I find myself writing more and more personal Friday Forgotten Book entries as of late, and this one isn't any exception. I started off thinking about the generation gap between me and several of the other regular contributors. I read about people discovering the 60s and 70s reprints of old pulp stuff, seeking out original 50s pulps before the collectors boom and even having been around to see some of that stuff when it hit the shelves.
I on the other hand grew up in the 80s. Things were changing, book stores started to become more and more prevalent, the book section of general merchandisers was shrinking if not vanishing and the market was shifting. This was true also of many other forms of media, but we are talking about books. I didn't have a chance to discover a lot of stuff by stumbling across it on a spinner rack. Despite living in a college town with several better than average book sellers (of both new and used books) my discoveries were more from word of mouth, or from other media.

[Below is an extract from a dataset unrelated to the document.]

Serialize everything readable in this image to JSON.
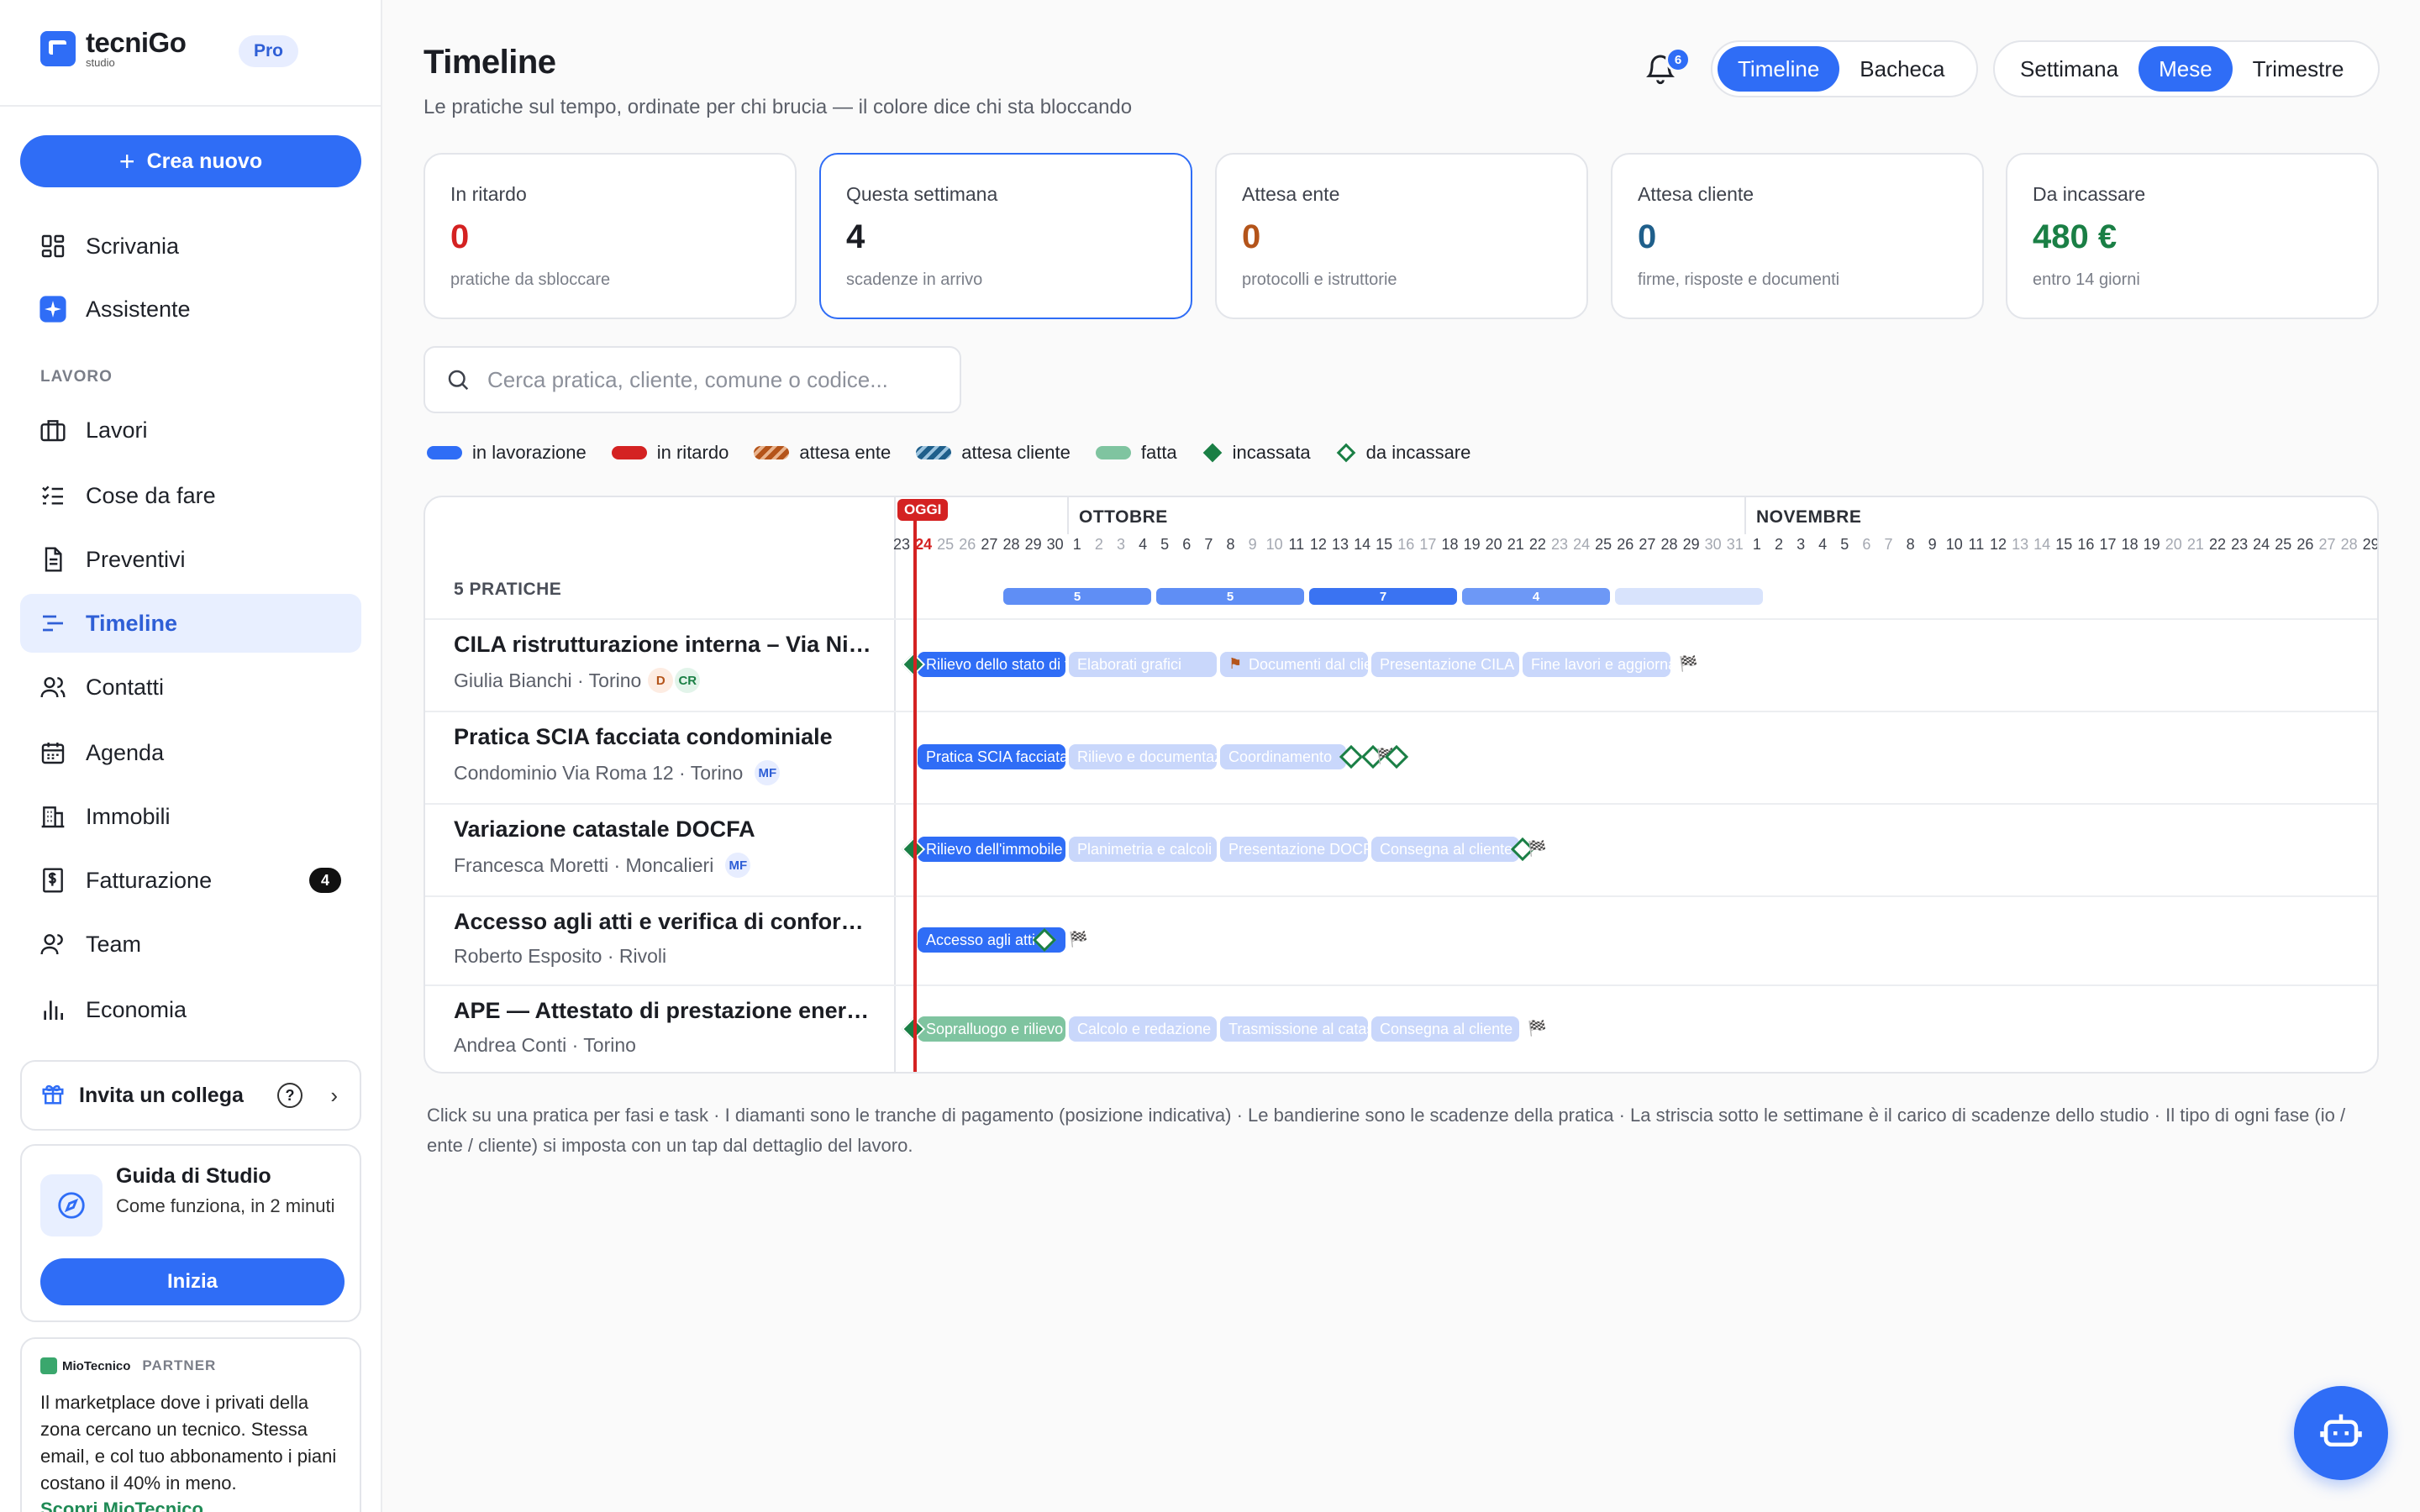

Robert Asprin was a writer that I discovered for another reason. I was friends with his son, who went to my school and he was the scout master of my younger brothers cub scout troop. He was known for his Thieves World anthology series and his Myth Adventures series. It is the later of these that is my forgotten book for this week.
Another Fine Myth stars a magician's apprentice, Skeeve, who after his master is killed finds himself looking for the killer. With the help of a demon named Aahz (say it out loud). Skeeve sets out on a quest, and craziness ensues. The book is a comic romp filled with puns and silliness that is light fun and engaging. I have to admit that a lot of the puns went right over my head as a young reader and I didn't really know exactly what was being satirized.
Asprin passed away in May 2008. Around that time I re-read Another Fine Myth, and found it to be fun, refreshing and light. Not the kind of thing that I tend to read these days-- maybe that's not exactly true. I read a lot of crime fiction and a story where a apprentice has his master killed, and set's out with another master to avenge the killing would fit nicely into many a crime story. Maybe I am not as far afield from where I started as I thought.
Looking back on Another Fine Myth, also got me thinking about being a teen in the 1980s. Watching too much TV, eating junk food, and reading then current mass market Sci Fi and Fantasy with my friends. I look at so much of that 80s stuff now and it seems so soulless and cliched, but the Myth books and Another Fine Myth in particular skewers and knowingly plays with those conventions.